[Task goal]
Your reproduction of the entries should be exact and should contain no pictures.

[Recorded information]
++++++++++++++++++++

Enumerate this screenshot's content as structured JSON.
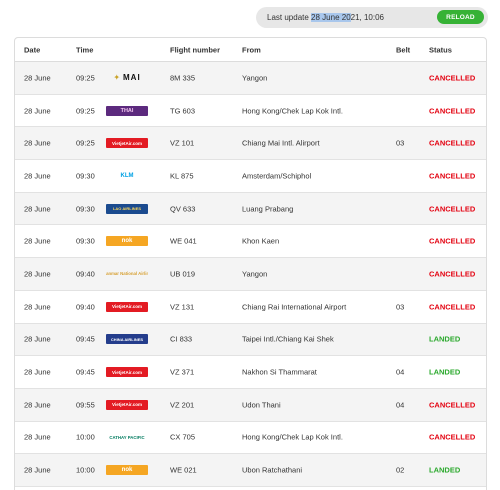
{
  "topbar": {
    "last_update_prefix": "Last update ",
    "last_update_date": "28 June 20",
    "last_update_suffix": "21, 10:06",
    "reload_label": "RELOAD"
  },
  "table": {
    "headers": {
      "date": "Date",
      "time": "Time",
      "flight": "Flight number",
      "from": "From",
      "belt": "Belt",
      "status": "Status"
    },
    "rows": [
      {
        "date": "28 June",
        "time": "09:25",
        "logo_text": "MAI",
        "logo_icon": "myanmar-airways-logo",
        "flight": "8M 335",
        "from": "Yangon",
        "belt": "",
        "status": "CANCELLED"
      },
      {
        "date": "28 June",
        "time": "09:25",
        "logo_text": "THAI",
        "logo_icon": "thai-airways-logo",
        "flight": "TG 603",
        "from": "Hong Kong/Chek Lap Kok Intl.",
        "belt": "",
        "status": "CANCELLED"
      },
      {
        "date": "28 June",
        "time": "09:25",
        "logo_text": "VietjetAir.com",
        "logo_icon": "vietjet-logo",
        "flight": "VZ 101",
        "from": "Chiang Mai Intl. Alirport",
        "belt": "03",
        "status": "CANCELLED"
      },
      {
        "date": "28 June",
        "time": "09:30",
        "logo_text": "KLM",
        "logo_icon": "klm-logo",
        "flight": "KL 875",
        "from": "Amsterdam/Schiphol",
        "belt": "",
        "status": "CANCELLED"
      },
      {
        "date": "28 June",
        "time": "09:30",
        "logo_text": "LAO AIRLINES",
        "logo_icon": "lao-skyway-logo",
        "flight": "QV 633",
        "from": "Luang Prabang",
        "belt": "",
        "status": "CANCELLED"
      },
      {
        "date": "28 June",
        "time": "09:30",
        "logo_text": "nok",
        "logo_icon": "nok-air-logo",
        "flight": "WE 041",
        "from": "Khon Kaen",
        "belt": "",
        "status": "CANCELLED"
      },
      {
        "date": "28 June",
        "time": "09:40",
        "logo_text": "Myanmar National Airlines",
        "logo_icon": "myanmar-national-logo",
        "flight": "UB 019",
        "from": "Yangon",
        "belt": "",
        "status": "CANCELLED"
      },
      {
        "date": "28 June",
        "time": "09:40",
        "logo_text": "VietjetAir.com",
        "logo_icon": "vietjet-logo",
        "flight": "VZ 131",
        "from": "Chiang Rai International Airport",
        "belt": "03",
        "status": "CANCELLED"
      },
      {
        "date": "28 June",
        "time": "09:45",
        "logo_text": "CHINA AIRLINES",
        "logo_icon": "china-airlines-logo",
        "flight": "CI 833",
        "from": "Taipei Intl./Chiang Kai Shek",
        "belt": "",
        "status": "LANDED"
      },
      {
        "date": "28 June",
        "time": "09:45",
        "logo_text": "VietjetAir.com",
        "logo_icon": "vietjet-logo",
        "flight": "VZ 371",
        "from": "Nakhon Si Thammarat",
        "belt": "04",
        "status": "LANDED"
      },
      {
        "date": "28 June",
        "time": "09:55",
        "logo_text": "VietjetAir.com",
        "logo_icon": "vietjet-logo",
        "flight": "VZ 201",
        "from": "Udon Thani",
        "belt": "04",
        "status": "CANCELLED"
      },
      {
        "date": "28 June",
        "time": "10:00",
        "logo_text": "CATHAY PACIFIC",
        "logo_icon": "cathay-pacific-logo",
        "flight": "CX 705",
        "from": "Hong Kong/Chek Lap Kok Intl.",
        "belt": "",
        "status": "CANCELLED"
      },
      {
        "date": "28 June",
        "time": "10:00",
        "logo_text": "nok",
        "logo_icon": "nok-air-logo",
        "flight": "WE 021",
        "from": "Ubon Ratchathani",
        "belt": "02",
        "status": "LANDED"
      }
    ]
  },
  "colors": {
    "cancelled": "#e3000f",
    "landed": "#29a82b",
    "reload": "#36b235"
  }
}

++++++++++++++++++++

[Final answer]
Enumerate this screenshot's content as structured JSON.
{
  "topbar": {
    "last_update_prefix": "Last update ",
    "last_update_date": "28 June 20",
    "last_update_suffix": "21, 10:06",
    "reload_label": "RELOAD"
  },
  "table": {
    "headers": {
      "date": "Date",
      "time": "Time",
      "flight": "Flight number",
      "from": "From",
      "belt": "Belt",
      "status": "Status"
    },
    "rows": [
      {
        "date": "28 June",
        "time": "09:25",
        "logo_text": "MAI",
        "logo_icon": "myanmar-airways-logo",
        "flight": "8M 335",
        "from": "Yangon",
        "belt": "",
        "status": "CANCELLED"
      },
      {
        "date": "28 June",
        "time": "09:25",
        "logo_text": "THAI",
        "logo_icon": "thai-airways-logo",
        "flight": "TG 603",
        "from": "Hong Kong/Chek Lap Kok Intl.",
        "belt": "",
        "status": "CANCELLED"
      },
      {
        "date": "28 June",
        "time": "09:25",
        "logo_text": "VietjetAir.com",
        "logo_icon": "vietjet-logo",
        "flight": "VZ 101",
        "from": "Chiang Mai Intl. Alirport",
        "belt": "03",
        "status": "CANCELLED"
      },
      {
        "date": "28 June",
        "time": "09:30",
        "logo_text": "KLM",
        "logo_icon": "klm-logo",
        "flight": "KL 875",
        "from": "Amsterdam/Schiphol",
        "belt": "",
        "status": "CANCELLED"
      },
      {
        "date": "28 June",
        "time": "09:30",
        "logo_text": "LAO AIRLINES",
        "logo_icon": "lao-skyway-logo",
        "flight": "QV 633",
        "from": "Luang Prabang",
        "belt": "",
        "status": "CANCELLED"
      },
      {
        "date": "28 June",
        "time": "09:30",
        "logo_text": "nok",
        "logo_icon": "nok-air-logo",
        "flight": "WE 041",
        "from": "Khon Kaen",
        "belt": "",
        "status": "CANCELLED"
      },
      {
        "date": "28 June",
        "time": "09:40",
        "logo_text": "Myanmar National Airlines",
        "logo_icon": "myanmar-national-logo",
        "flight": "UB 019",
        "from": "Yangon",
        "belt": "",
        "status": "CANCELLED"
      },
      {
        "date": "28 June",
        "time": "09:40",
        "logo_text": "VietjetAir.com",
        "logo_icon": "vietjet-logo",
        "flight": "VZ 131",
        "from": "Chiang Rai International Airport",
        "belt": "03",
        "status": "CANCELLED"
      },
      {
        "date": "28 June",
        "time": "09:45",
        "logo_text": "CHINA AIRLINES",
        "logo_icon": "china-airlines-logo",
        "flight": "CI 833",
        "from": "Taipei Intl./Chiang Kai Shek",
        "belt": "",
        "status": "LANDED"
      },
      {
        "date": "28 June",
        "time": "09:45",
        "logo_text": "VietjetAir.com",
        "logo_icon": "vietjet-logo",
        "flight": "VZ 371",
        "from": "Nakhon Si Thammarat",
        "belt": "04",
        "status": "LANDED"
      },
      {
        "date": "28 June",
        "time": "09:55",
        "logo_text": "VietjetAir.com",
        "logo_icon": "vietjet-logo",
        "flight": "VZ 201",
        "from": "Udon Thani",
        "belt": "04",
        "status": "CANCELLED"
      },
      {
        "date": "28 June",
        "time": "10:00",
        "logo_text": "CATHAY PACIFIC",
        "logo_icon": "cathay-pacific-logo",
        "flight": "CX 705",
        "from": "Hong Kong/Chek Lap Kok Intl.",
        "belt": "",
        "status": "CANCELLED"
      },
      {
        "date": "28 June",
        "time": "10:00",
        "logo_text": "nok",
        "logo_icon": "nok-air-logo",
        "flight": "WE 021",
        "from": "Ubon Ratchathani",
        "belt": "02",
        "status": "LANDED"
      }
    ]
  },
  "colors": {
    "cancelled": "#e3000f",
    "landed": "#29a82b",
    "reload": "#36b235"
  }
}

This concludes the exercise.